Adam L. Silverman, PhD*
Baiji has fallen to "the rebels". The reporting is very unclear as to whether this means ISIL or the more tribal and more rural Sunnis and (non-exile) Shi'a that were the Awakenings and Sons of Iraq, as well as those that were also former Baathists or members of the Iraqi Army under Saddam Hussein. Regardless, the Government of Iraq no longer controls the refinery complex.
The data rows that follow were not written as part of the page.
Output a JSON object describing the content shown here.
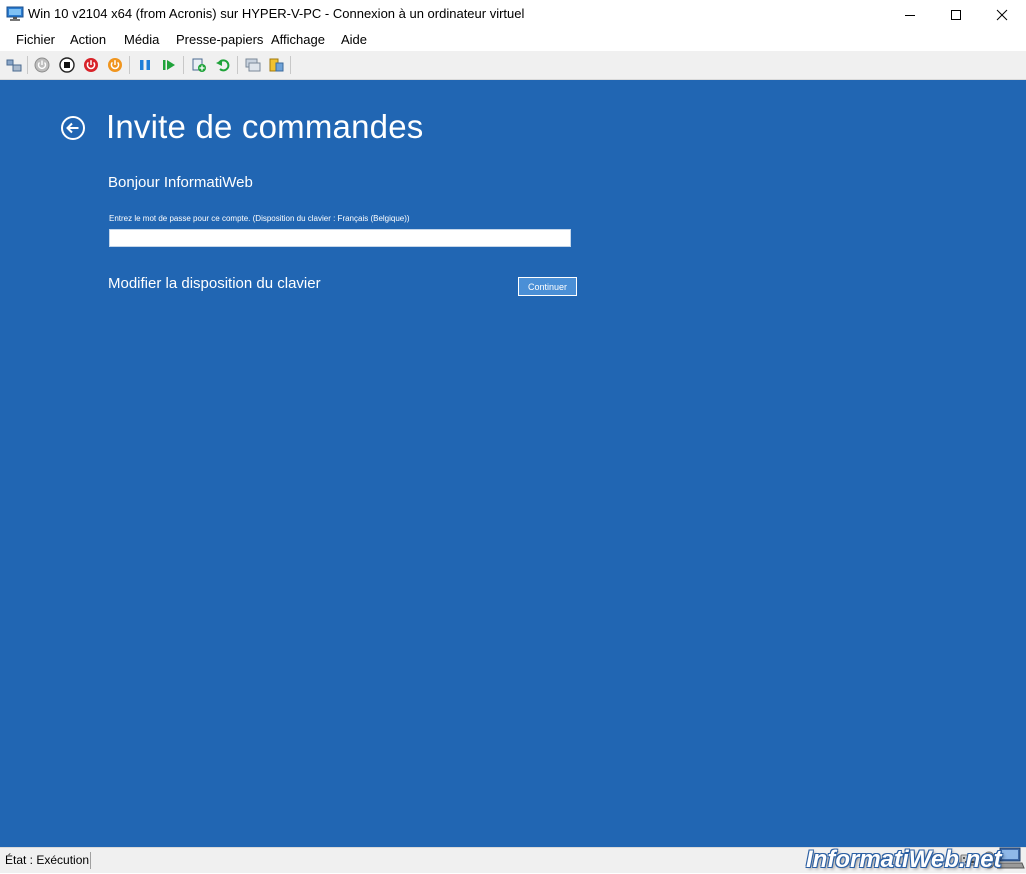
{
  "window": {
    "title": "Win 10 v2104 x64 (from Acronis) sur HYPER-V-PC - Connexion à un ordinateur virtuel"
  },
  "menu": {
    "items": [
      "Fichier",
      "Action",
      "Média",
      "Presse-papiers",
      "Affichage",
      "Aide"
    ]
  },
  "toolbar": {
    "icons": [
      "ctrl-alt-del-icon",
      "start-icon",
      "turn-off-icon",
      "shutdown-icon",
      "save-icon",
      "pause-icon",
      "resume-icon",
      "checkpoint-icon",
      "revert-icon",
      "enhanced-session-icon",
      "share-icon"
    ]
  },
  "vm": {
    "page_title": "Invite de commandes",
    "greeting": "Bonjour InformatiWeb",
    "password_label": "Entrez le mot de passe pour ce compte. (Disposition du clavier : Français (Belgique))",
    "password_value": "",
    "keyboard_link": "Modifier la disposition du clavier",
    "continue_label": "Continuer",
    "background_color": "#2166b3"
  },
  "status": {
    "text": "État : Exécution",
    "watermark": "InformatiWeb.net"
  }
}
When I was deployed south and east of Baghdad in 2008 the Baiji refinery was producing much more heavy fuel oil than fuel for vehicles. It was being used to generate electricity, as well as as an industrial fuel. My understanding of this was that the manner in which the refining was being done produced significantly more heavy fuel oil than gasoline. If that is still the case, then the capture of the refinery not only impacts the Iraqis ability to fuel their cars and trucks, but also to generate electricity, cool their homes, and run a number of industrial activities. Iraqis pump water through their irrigation canals for agriculture with electricity generated by burning heavy fuel oil, so the capture of Baiji could seriously impact Iraq's still struggling agricultural sector. Should that take a significant hit, then people will migrate to towns and cities looking for work. This will create further sectarian stress. It will also recreate the phenomenon of 2006 through 2009 where (usually) men would take money to either assist with building IEDs, emplacing them, and/or detonating them so they had money to feed their families. They were not necessarily anti-Iraqi government or against the Coalition Forces, just desparate and ripe for exploitation.
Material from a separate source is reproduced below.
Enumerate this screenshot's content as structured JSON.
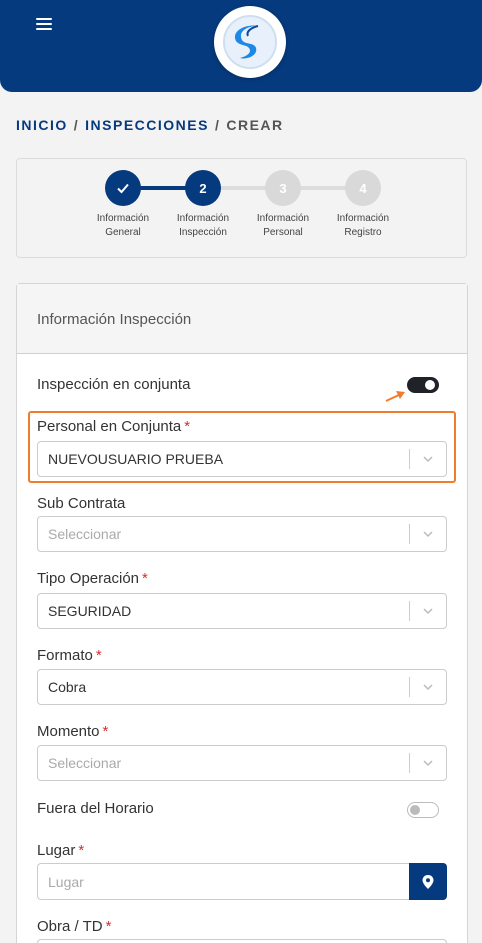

* Adam L. Silverman is the Cultural Advisor at the US Army War College. The views expressed here are his own and do not necessarily reflect those of the US Army War College and/or the US Army.